In the 1980s, which was just referred to in terms of how the peace process at that time was trying to politically insert the FARC through the Patriotic Union into the landscape of electoral politics and political participation, the response was a military response, massacring 3,000 to 4,000 militants of the UP. And it was with the support of the Reagan administration and the, you know, CIA in military involvement then. And then—and this is something that [Colombia’s former High Commissioner for Peace] Daniel García-Peña is very clear about—in the 1990s, late '90s and early ’80s, which he initiated in part of those last negotiations, the attempt was—when they were just about to negotiate and begin a process of peace back then, the response was Plan Colombia, militarization, strengthening the armed forces. And now people are, you know, historically looking at it and saying, "Well, the U.S.—if it wasn't for the U.S. support, we wouldn’t have gotten to this point." But if it—but the bottom line is, 15 years have passed since those previous negotiations. Tens of thousands of people have been killed, millions displaced. And so, we have to say, what has been the result of those last 15 years of war, that might have been resolved had they looked at other options?

Watch the full discussion in the Democracy Now! video below:


Our work is licensed under Creative Commons (CC BY-NC-ND 3.0). Feel free to republish and share widely.

... We've had enough. The 1% own and operate the corporate media. They are doing everything they can to defend the status quo, squash dissent and protect the wealthy and the powerful. The Common Dreams media model is different. We cover the news that matters to the 99%. Our mission? To inform. To inspire. To ignite change for the common good. How? Nonprofit. Independent. Reader-supported. Free to read. Free to republish. Free to share. With no advertising. No paywalls. No selling of your data. Thousands of small donations fund our newsroom and allow us to continue publishing. Can you chip in? We can't do it without you. Thank you.

'Congress Must Act': Bernie Sanders Demands End of Filibuster to Codify Abortion Rights

"We must pass legislation that codifies Roe v. Wade as the law of the land in this country. And if there aren't 60 votes to do it, and there are not, we must reform the filibuster to pass it with 50 votes."

Jon Queally ·


Human Rights Defenders Warn Biden Border Policy 'Quickly Transforming Into Trump 2.0'
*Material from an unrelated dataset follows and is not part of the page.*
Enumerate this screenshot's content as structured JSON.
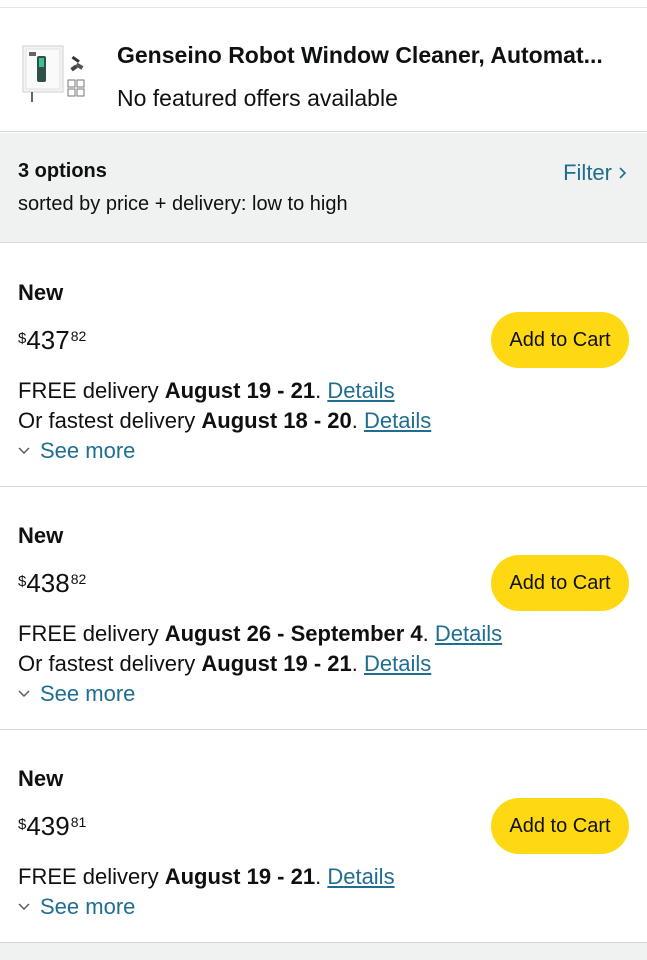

Like his predecessor, President Joe Biden now being accused of "using racist, xenophobic tropes about immigrants to weaponize Covid-19 against migrants and asylum-seekers."

Jon Queally ·


'Bombshell': Israeli Spyware Used to Hack iPhones of US State Department Officials

Calling the Israel-based spyware maker NSO Group an "in-plain-sight national security threat," one expert warned that "a multi-agency investigation is immediately needed."

Jessica Corbett ·


US Progressive Caucus Hails Honduran Election as Chance for 'New Chapter' in Relations

"We encourage the Biden administration to use this opportunity to make a clean break with previous presidential administrations, which worked to ensure that the 2009 coup d'état succeeded."

Brett Wilkins ·


'The Facts of This Case Are So Egregious': Parents of Michigan School Shooter Charged in Killings

"There were a lot of things that could have been so simple to prevent," the Oakland County prosecutor said of the mother and father now being sought by law enforcement.

Kenny Stancil ·

Support our work.

We are independent, non-profit, advertising-free and 100% reader supported.

Subscribe to our newsletter.

Quality journalism. Progressive values.
Direct to your inbox.

Subscribe to our Newsletter.


Common Dreams, Inc. Founded 1997. Registered 501(c3) Non-Profit | Privacy Policy
Common Dreams Logo